I looked at the BJCP exam schedule and found out the closest exams to me where held a few miles north in Frederick, MD.  In April of 2012 (10 months out), I contacted the exam organizers to get into the exam in February of was already full and I was placed into the 12th spot on the waitlist - Wow!  I knew you had to sign up early, but didn't realize it needed to be that early.  I was then informed another exam would be administered in September of 2013 - I signed up.

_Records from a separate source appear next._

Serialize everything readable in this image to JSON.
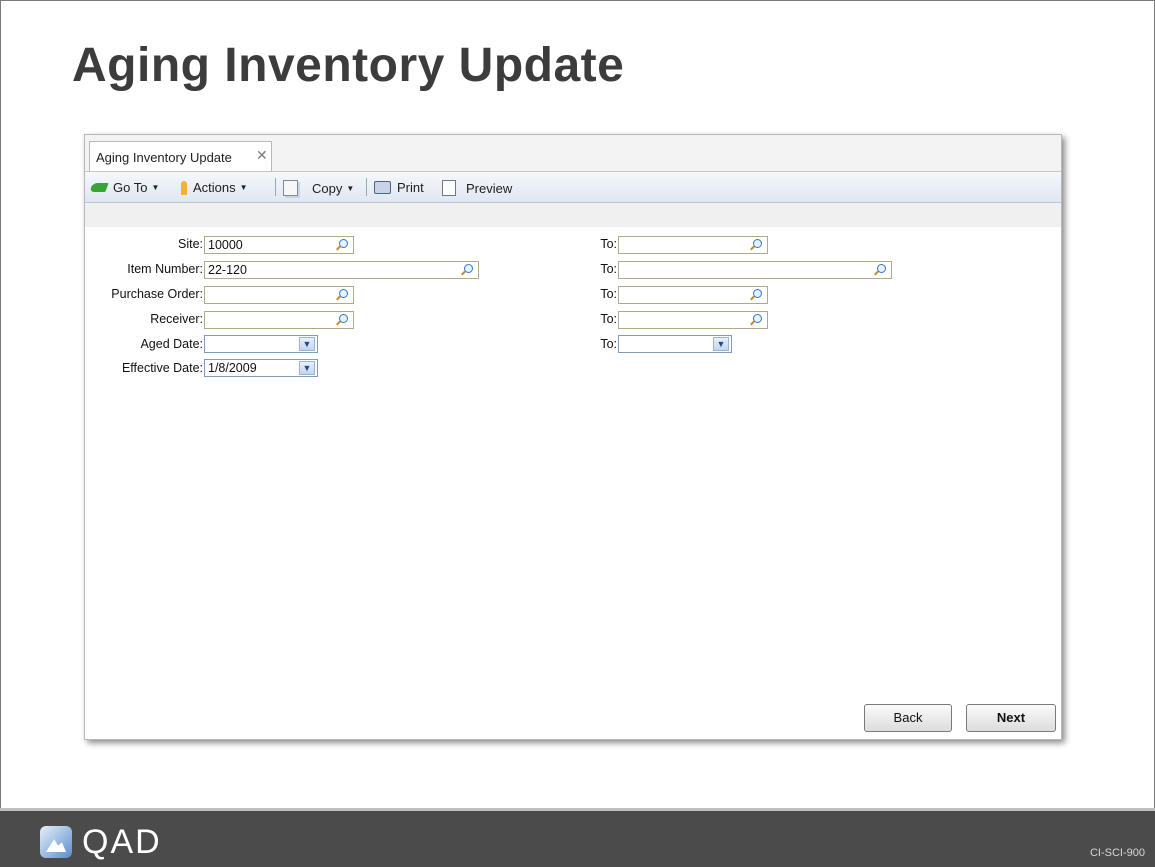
{
  "slide": {
    "title": "Aging Inventory Update",
    "doc_code": "CI-SCI-900",
    "logo_text": "QAD"
  },
  "window": {
    "tab": {
      "label": "Aging Inventory Update",
      "close_glyph": "✕"
    },
    "toolbar": {
      "goto_label": "Go To",
      "actions_label": "Actions",
      "copy_label": "Copy",
      "print_label": "Print",
      "preview_label": "Preview"
    },
    "form": {
      "site": {
        "label": "Site:",
        "value": "10000",
        "to_label": "To:",
        "to_value": ""
      },
      "item_number": {
        "label": "Item Number:",
        "value": "22-120",
        "to_label": "To:",
        "to_value": ""
      },
      "purchase_order": {
        "label": "Purchase Order:",
        "value": "",
        "to_label": "To:",
        "to_value": ""
      },
      "receiver": {
        "label": "Receiver:",
        "value": "",
        "to_label": "To:",
        "to_value": ""
      },
      "aged_date": {
        "label": "Aged Date:",
        "value": "",
        "to_label": "To:",
        "to_value": ""
      },
      "effective_date": {
        "label": "Effective Date:",
        "value": "1/8/2009"
      }
    },
    "buttons": {
      "back_label": "Back",
      "next_label": "Next"
    }
  }
}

Fast-forward to this spring and the organizers contacted everyone and let them know of a tasting course they teach to prepare people for the exam.  The class was 12 weeks long, meeting for 2 hours once a week.  We went through all of the BJCP style guidelines trying a dozen or so beers at each meeting.  The teachers also graded sample scoresheets for us and halfway through the course we took a practice test.  We had a few "flaw" sessions which were critical as I came to learn that some of the descriptors for a certain off-flavor were not the tastes I would natural associate.  For example, DMS to me tastes like regular V8 tomato juice.

BJCP Entrance Exam Certificate
Entrance Exam Completion Certificate

As you can see above, I passed the new online entrance exam - required before you can take the tasting test.  I took the tasting exam the last Sunday in September and was pleased with how I think I did.  After the exams were handed in, the proctor told us the judges consensus scores and what beers we had.  I was only 5 points off the judges consensus scores at worst, and one of my beers was within a point and a half!  Being the nerd that I am, I looked up the scoring guidelines and it looks like my scoring should average around 16.8 points in the scoring accuracy part.  16-17 points on scoring accuracy is required for a "National" ranking.  I figured this will put me fairly close to the score of 80 which is what I am striving for as this score will make me eligible to take the written exam (after accruing the necessary judging points) and to try to become "Nationally" ranked.

Now I just have to wait for the exams to be graded.  This will take a couple of months as it is all volunteer based and a very time intensive process.  In the meantime, I can get back to brewing!